Some disappointments are minor, work-related and, viewed from a suitable distance, probably not that significant. Failing in some way is hard to take, especially when that failure has a public element to it. That is to say, the hardest part of falling short can be telling other people you've fallen short. There's also controlling that urge to chuck teddies that inevitably comes out when you feel disappointed. Perhaps I should (chuck teddies), because I don't indulge angry feelings very often, and although they can be very difficult to see clearly through, they might focus me on what to do next. Rather than just being sad and mooching, a bit of being pissed off might help me with the energy I need to not just keep on doing the same thing. I would like to apologise to anyone who catches the wrong end of me being fecked off over the next week or fortnight, because it's almost certainly the case that you didn't deserve it. It will be difficult for me to maintain that enthusiasm that I might sometimes be able to channel, but those who suffer as a result won't be those who my dummy-spitting antics are designed to affect. I don't generally set out to upset anybody, and I'm not very good at doing it deliberately, so I can imagine that there might be collateral damage.

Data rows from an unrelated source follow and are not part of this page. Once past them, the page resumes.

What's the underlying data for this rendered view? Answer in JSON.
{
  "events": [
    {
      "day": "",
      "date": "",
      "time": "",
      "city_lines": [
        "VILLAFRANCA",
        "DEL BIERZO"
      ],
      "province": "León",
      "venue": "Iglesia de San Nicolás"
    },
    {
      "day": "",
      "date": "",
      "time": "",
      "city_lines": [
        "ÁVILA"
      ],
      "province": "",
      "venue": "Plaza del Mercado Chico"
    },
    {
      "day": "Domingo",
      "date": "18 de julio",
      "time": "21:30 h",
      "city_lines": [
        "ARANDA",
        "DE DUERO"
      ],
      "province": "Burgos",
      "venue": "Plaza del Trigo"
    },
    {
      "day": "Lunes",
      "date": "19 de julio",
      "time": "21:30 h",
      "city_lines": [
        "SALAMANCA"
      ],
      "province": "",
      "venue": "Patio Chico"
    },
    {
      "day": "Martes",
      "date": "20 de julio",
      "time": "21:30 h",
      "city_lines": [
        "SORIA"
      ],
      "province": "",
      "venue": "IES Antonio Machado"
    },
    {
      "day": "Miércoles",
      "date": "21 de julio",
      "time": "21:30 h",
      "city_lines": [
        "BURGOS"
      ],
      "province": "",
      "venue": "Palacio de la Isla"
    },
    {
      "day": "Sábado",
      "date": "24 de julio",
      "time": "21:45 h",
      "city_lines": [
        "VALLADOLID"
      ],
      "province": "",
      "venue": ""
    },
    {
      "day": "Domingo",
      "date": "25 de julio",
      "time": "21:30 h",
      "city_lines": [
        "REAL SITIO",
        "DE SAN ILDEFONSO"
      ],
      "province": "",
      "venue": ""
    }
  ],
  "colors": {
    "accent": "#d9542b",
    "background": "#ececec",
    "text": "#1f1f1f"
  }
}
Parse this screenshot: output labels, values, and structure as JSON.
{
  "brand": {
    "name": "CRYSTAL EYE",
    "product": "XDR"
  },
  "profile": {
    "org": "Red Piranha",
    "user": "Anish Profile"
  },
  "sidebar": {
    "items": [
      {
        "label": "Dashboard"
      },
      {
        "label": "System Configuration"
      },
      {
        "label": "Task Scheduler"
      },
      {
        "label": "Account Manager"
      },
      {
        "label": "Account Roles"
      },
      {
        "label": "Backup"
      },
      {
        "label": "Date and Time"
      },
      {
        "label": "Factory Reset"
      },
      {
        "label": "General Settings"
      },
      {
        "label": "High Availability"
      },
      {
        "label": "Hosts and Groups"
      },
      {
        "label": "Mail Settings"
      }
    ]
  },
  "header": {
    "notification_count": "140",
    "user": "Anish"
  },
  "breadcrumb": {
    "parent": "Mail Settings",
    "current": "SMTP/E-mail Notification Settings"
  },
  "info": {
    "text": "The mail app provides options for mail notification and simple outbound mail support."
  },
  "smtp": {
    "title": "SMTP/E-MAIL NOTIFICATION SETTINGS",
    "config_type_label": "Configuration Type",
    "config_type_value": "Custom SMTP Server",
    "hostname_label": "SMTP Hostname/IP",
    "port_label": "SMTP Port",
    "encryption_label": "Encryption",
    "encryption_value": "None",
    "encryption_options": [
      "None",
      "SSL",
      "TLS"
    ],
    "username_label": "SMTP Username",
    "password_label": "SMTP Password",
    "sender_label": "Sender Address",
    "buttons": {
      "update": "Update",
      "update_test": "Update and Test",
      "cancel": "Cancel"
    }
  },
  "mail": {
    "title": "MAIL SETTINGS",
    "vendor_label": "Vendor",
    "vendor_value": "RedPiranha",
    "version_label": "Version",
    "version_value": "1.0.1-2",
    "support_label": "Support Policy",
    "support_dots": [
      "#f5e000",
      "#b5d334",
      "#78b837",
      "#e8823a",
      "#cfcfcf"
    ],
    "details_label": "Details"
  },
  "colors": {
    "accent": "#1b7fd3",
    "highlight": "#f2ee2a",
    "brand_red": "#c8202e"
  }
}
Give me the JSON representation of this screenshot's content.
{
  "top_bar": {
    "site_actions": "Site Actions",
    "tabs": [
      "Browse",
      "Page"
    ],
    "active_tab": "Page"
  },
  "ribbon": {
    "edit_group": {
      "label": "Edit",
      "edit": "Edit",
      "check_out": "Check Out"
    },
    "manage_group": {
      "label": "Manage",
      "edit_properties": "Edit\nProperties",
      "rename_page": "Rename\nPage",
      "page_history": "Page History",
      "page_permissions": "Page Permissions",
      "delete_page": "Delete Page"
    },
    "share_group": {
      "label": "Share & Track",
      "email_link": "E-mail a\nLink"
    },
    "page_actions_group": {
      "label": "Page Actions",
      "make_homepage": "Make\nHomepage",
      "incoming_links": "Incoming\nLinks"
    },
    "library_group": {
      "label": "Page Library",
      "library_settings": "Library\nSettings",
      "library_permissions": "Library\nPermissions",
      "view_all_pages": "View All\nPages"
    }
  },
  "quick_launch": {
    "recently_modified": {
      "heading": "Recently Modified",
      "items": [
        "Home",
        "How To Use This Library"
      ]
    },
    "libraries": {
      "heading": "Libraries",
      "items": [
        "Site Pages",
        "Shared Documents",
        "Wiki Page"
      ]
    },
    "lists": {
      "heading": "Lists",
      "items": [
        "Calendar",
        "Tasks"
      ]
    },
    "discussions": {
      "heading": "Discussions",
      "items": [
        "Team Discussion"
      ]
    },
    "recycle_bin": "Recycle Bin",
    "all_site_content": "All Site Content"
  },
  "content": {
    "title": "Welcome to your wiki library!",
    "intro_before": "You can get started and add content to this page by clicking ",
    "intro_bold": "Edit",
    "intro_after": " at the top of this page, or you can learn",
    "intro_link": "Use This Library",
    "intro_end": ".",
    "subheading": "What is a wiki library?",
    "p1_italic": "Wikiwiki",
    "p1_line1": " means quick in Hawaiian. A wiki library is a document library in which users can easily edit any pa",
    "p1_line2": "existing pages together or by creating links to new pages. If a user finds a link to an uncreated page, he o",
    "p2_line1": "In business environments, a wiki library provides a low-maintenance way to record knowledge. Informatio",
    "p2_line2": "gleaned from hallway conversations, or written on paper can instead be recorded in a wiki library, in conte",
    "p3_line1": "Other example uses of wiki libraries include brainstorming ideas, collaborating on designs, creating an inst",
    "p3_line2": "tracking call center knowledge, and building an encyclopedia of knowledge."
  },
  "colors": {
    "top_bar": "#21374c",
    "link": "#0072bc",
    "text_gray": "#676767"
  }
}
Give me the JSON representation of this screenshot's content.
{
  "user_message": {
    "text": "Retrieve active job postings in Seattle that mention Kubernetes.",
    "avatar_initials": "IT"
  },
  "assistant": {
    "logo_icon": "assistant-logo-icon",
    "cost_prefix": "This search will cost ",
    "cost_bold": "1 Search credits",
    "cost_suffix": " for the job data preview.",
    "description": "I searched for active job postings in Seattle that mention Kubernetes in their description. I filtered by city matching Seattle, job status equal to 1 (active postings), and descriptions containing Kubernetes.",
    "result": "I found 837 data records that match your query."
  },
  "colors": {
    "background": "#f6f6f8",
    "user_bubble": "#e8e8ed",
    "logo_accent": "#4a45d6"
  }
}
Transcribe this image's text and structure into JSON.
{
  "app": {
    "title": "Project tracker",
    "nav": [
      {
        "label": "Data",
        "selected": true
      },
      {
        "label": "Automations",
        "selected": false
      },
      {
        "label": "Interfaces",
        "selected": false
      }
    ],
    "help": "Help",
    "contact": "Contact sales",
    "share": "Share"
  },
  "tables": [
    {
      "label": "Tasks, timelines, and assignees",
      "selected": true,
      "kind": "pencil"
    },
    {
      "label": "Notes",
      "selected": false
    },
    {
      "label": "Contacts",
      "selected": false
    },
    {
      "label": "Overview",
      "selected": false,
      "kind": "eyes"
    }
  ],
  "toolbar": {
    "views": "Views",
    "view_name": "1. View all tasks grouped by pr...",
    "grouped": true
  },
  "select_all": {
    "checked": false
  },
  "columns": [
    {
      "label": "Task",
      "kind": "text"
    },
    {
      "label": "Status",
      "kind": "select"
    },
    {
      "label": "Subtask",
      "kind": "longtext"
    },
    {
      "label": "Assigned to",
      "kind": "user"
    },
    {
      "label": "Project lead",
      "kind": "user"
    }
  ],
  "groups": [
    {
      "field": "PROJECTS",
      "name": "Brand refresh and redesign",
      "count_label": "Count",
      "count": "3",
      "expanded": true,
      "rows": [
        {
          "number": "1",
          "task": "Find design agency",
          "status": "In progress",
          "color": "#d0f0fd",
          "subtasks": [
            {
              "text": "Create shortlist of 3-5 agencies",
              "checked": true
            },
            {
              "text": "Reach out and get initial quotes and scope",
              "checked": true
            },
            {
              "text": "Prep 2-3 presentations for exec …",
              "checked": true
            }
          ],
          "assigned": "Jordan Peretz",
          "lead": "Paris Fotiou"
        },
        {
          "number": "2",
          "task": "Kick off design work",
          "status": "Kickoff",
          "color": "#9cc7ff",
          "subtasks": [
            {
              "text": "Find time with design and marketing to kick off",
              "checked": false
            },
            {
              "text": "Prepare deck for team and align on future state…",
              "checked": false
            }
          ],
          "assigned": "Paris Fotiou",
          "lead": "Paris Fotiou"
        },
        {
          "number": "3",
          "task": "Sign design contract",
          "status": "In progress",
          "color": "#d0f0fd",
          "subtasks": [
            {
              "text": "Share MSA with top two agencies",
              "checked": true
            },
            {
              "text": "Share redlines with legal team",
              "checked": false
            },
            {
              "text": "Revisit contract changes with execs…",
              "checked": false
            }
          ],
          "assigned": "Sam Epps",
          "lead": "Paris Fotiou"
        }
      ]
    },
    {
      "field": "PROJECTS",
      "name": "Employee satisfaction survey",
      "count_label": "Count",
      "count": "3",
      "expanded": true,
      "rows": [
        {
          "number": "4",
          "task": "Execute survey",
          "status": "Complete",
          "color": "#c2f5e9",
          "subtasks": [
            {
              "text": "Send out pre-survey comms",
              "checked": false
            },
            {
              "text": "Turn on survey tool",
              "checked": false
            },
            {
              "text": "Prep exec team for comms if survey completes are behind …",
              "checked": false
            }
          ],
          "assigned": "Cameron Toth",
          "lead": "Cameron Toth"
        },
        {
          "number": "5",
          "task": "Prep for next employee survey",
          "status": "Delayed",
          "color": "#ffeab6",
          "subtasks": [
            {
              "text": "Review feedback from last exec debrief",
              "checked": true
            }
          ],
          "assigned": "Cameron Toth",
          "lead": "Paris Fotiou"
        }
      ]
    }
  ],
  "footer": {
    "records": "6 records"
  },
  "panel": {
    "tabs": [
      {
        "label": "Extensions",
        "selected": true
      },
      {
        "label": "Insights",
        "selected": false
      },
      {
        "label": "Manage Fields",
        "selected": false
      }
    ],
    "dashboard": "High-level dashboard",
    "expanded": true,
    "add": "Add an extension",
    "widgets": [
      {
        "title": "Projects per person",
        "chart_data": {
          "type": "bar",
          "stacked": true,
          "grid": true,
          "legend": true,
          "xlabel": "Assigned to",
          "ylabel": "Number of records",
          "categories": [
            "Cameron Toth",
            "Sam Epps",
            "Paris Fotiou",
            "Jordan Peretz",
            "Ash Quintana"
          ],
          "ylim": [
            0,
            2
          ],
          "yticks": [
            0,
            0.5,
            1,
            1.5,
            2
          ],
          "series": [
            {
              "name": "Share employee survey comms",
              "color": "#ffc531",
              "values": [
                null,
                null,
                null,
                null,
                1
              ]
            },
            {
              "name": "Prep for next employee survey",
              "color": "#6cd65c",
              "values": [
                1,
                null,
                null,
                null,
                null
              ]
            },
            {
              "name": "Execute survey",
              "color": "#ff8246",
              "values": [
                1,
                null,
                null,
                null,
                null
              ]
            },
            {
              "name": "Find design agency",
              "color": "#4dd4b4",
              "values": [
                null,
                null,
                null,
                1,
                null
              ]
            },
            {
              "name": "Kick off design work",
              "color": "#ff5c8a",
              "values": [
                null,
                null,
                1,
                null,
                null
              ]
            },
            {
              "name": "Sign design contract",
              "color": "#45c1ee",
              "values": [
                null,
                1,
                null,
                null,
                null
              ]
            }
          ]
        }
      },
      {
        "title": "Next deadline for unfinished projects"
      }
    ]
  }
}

A kind, nurturing person - which is what I, too, try to be - might have one eye on the date, and recognise its significance to me. There are those who today ought to have had that thought and didn't, and there are those who will have had that thought and couldn't or wouldn't express it for whatever reason, which might well have been as much of a wrench for them as the day has been for me. I wonder if I will be able to ask... Three years ago today I finally broke down after a period of anxiety and depression, and was unable to return to work for a month or so. There is a certain cruelty, therefore, in the lining up of that anniversary with today's disappointment, particularly as the context for that was yet another devastating, life-shaking and heartbreaking event, the unexpected death of a colleague. Baggage is some way short of expressing the idea, but it is in the right direction. My experience of the past four years (yes, you read that right, because February of the year before brought its own overwhelming grief) has been that I cry a lot more than I used to, and sometimes that's okay, and sometimes I wish I didn't have to. Crying is such a useless process, because, frankly, there is no dignity in snot. But in letting myself be sad, I've learned that the utter despair that is depression, the feeling that there is no light that can brighten the darkness, that is different. Being sad is an appropriate response to grief, to frustration, to being close enough to touch but not able to move that last inch and connect. Depression robs you of the hope that it could be different. It is a long time since I could say that I was depressed, although my anxiety has flowed as well as ebbed over four years, sometimes driven by those griefs and cares I have mentioned (and others I have not!), sometimes seemingly entirely out-of-whack with actual events. I will say this, though, to those suffering with anxiety, depression, or sadness commensurate with the situation: there will be moments, in the future, that will be happy moments. They might be sitting in front of the TV watching some nonsense with the right person. They might be getting a yes (particularly when you expected a no), or doing something you didn't think you could. But they will happen. And I am saying that as much to myself as to anyone reading this.
When to the sessions of sweet silent thought